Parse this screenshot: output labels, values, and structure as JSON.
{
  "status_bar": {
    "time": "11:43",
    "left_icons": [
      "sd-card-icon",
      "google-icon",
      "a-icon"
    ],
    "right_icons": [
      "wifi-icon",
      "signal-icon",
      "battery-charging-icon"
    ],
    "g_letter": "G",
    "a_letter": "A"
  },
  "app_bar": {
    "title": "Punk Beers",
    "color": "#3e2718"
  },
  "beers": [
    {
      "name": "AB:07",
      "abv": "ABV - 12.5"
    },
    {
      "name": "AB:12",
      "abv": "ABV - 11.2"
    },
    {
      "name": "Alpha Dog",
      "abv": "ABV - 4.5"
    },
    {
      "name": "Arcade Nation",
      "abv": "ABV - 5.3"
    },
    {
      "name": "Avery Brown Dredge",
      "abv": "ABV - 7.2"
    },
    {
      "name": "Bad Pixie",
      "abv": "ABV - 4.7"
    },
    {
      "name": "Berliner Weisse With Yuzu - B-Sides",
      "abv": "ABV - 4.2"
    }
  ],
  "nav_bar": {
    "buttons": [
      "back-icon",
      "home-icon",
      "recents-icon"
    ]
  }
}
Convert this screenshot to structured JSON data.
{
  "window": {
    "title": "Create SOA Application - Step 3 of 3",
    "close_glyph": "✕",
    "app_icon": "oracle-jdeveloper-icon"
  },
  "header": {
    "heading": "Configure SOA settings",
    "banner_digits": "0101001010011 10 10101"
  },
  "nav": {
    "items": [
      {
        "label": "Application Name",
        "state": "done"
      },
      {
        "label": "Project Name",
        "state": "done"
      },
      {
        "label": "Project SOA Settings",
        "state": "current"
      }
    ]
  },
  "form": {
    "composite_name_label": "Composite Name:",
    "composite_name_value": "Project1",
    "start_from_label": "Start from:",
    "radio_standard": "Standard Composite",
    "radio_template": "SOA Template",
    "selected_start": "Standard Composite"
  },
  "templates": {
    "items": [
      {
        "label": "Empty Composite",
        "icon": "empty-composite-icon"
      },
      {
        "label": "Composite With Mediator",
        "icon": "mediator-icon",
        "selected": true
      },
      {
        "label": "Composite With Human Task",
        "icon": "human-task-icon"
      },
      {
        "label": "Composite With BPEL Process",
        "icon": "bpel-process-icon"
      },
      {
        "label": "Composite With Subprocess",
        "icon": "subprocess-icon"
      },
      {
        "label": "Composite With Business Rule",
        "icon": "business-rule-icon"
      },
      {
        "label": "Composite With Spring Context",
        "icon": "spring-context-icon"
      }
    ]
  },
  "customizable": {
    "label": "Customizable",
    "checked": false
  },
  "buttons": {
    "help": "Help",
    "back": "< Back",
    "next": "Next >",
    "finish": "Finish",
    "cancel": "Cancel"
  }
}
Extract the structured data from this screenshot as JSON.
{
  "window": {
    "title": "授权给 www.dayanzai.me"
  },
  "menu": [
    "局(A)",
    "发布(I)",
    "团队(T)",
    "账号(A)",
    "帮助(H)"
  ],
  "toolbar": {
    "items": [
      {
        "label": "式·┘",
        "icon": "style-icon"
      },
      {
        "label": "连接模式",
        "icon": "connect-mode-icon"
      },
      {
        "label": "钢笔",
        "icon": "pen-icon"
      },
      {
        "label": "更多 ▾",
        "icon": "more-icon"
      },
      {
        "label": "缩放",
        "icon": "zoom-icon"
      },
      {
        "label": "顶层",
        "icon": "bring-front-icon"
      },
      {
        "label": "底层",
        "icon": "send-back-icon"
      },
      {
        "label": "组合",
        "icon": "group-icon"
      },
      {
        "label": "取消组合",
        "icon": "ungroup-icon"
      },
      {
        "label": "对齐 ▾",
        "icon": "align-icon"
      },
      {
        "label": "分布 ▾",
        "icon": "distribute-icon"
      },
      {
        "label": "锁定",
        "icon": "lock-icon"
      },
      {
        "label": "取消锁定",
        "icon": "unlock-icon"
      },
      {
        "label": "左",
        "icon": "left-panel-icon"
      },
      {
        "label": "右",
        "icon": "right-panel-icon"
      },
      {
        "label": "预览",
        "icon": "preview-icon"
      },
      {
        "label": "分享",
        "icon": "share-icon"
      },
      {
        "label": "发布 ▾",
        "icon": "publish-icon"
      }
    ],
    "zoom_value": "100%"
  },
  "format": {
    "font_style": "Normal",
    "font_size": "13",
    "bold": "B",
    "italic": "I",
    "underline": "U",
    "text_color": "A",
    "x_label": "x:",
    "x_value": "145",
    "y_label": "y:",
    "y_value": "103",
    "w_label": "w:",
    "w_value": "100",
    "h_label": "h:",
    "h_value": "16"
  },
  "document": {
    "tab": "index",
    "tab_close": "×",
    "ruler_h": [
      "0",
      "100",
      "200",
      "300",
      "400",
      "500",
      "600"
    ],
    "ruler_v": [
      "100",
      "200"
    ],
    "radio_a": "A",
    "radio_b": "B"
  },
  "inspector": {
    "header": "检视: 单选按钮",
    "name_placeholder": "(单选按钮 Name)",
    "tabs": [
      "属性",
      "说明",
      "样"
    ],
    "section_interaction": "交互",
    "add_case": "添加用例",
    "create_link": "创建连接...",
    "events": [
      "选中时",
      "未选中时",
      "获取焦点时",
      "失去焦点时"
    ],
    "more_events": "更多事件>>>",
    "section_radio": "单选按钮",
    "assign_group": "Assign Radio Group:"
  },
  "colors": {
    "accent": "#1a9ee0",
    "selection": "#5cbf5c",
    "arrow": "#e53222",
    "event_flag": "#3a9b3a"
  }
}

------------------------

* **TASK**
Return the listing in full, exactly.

* **ANSWER SPACE**
Parse this screenshot: output labels, values, and structure as JSON.
{
  "status_bar": {
    "time": "11:43",
    "left_icons": [
      "sd-card-icon",
      "google-icon",
      "a-icon"
    ],
    "right_icons": [
      "wifi-icon",
      "signal-icon",
      "battery-charging-icon"
    ],
    "g_letter": "G",
    "a_letter": "A"
  },
  "app_bar": {
    "title": "Punk Beers",
    "color": "#3e2718"
  },
  "beers": [
    {
      "name": "AB:07",
      "abv": "ABV - 12.5"
    },
    {
      "name": "AB:12",
      "abv": "ABV - 11.2"
    },
    {
      "name": "Alpha Dog",
      "abv": "ABV - 4.5"
    },
    {
      "name": "Arcade Nation",
      "abv": "ABV - 5.3"
    },
    {
      "name": "Avery Brown Dredge",
      "abv": "ABV - 7.2"
    },
    {
      "name": "Bad Pixie",
      "abv": "ABV - 4.7"
    },
    {
      "name": "Berliner Weisse With Yuzu - B-Sides",
      "abv": "ABV - 4.2"
    }
  ],
  "nav_bar": {
    "buttons": [
      "back-icon",
      "home-icon",
      "recents-icon"
    ]
  }
}
Convert this screenshot to structured JSON data.
{
  "window": {
    "title": "Create SOA Application - Step 3 of 3",
    "close_glyph": "✕",
    "app_icon": "oracle-jdeveloper-icon"
  },
  "header": {
    "heading": "Configure SOA settings",
    "banner_digits": "0101001010011 10 10101"
  },
  "nav": {
    "items": [
      {
        "label": "Application Name",
        "state": "done"
      },
      {
        "label": "Project Name",
        "state": "done"
      },
      {
        "label": "Project SOA Settings",
        "state": "current"
      }
    ]
  },
  "form": {
    "composite_name_label": "Composite Name:",
    "composite_name_value": "Project1",
    "start_from_label": "Start from:",
    "radio_standard": "Standard Composite",
    "radio_template": "SOA Template",
    "selected_start": "Standard Composite"
  },
  "templates": {
    "items": [
      {
        "label": "Empty Composite",
        "icon": "empty-composite-icon"
      },
      {
        "label": "Composite With Mediator",
        "icon": "mediator-icon",
        "selected": true
      },
      {
        "label": "Composite With Human Task",
        "icon": "human-task-icon"
      },
      {
        "label": "Composite With BPEL Process",
        "icon": "bpel-process-icon"
      },
      {
        "label": "Composite With Subprocess",
        "icon": "subprocess-icon"
      },
      {
        "label": "Composite With Business Rule",
        "icon": "business-rule-icon"
      },
      {
        "label": "Composite With Spring Context",
        "icon": "spring-context-icon"
      }
    ]
  },
  "customizable": {
    "label": "Customizable",
    "checked": false
  },
  "buttons": {
    "help": "Help",
    "back": "< Back",
    "next": "Next >",
    "finish": "Finish",
    "cancel": "Cancel"
  }
}
Extract the structured data from this screenshot as JSON.
{
  "window": {
    "title": "授权给 www.dayanzai.me"
  },
  "menu": [
    "局(A)",
    "发布(I)",
    "团队(T)",
    "账号(A)",
    "帮助(H)"
  ],
  "toolbar": {
    "items": [
      {
        "label": "式·┘",
        "icon": "style-icon"
      },
      {
        "label": "连接模式",
        "icon": "connect-mode-icon"
      },
      {
        "label": "钢笔",
        "icon": "pen-icon"
      },
      {
        "label": "更多 ▾",
        "icon": "more-icon"
      },
      {
        "label": "缩放",
        "icon": "zoom-icon"
      },
      {
        "label": "顶层",
        "icon": "bring-front-icon"
      },
      {
        "label": "底层",
        "icon": "send-back-icon"
      },
      {
        "label": "组合",
        "icon": "group-icon"
      },
      {
        "label": "取消组合",
        "icon": "ungroup-icon"
      },
      {
        "label": "对齐 ▾",
        "icon": "align-icon"
      },
      {
        "label": "分布 ▾",
        "icon": "distribute-icon"
      },
      {
        "label": "锁定",
        "icon": "lock-icon"
      },
      {
        "label": "取消锁定",
        "icon": "unlock-icon"
      },
      {
        "label": "左",
        "icon": "left-panel-icon"
      },
      {
        "label": "右",
        "icon": "right-panel-icon"
      },
      {
        "label": "预览",
        "icon": "preview-icon"
      },
      {
        "label": "分享",
        "icon": "share-icon"
      },
      {
        "label": "发布 ▾",
        "icon": "publish-icon"
      }
    ],
    "zoom_value": "100%"
  },
  "format": {
    "font_style": "Normal",
    "font_size": "13",
    "bold": "B",
    "italic": "I",
    "underline": "U",
    "text_color": "A",
    "x_label": "x:",
    "x_value": "145",
    "y_label": "y:",
    "y_value": "103",
    "w_label": "w:",
    "w_value": "100",
    "h_label": "h:",
    "h_value": "16"
  },
  "document": {
    "tab": "index",
    "tab_close": "×",
    "ruler_h": [
      "0",
      "100",
      "200",
      "300",
      "400",
      "500",
      "600"
    ],
    "ruler_v": [
      "100",
      "200"
    ],
    "radio_a": "A",
    "radio_b": "B"
  },
  "inspector": {
    "header": "检视: 单选按钮",
    "name_placeholder": "(单选按钮 Name)",
    "tabs": [
      "属性",
      "说明",
      "样"
    ],
    "section_interaction": "交互",
    "add_case": "添加用例",
    "create_link": "创建连接...",
    "events": [
      "选中时",
      "未选中时",
      "获取焦点时",
      "失去焦点时"
    ],
    "more_events": "更多事件>>>",
    "section_radio": "单选按钮",
    "assign_group": "Assign Radio Group:"
  },
  "colors": {
    "accent": "#1a9ee0",
    "selection": "#5cbf5c",
    "arrow": "#e53222",
    "event_flag": "#3a9b3a"
  }
}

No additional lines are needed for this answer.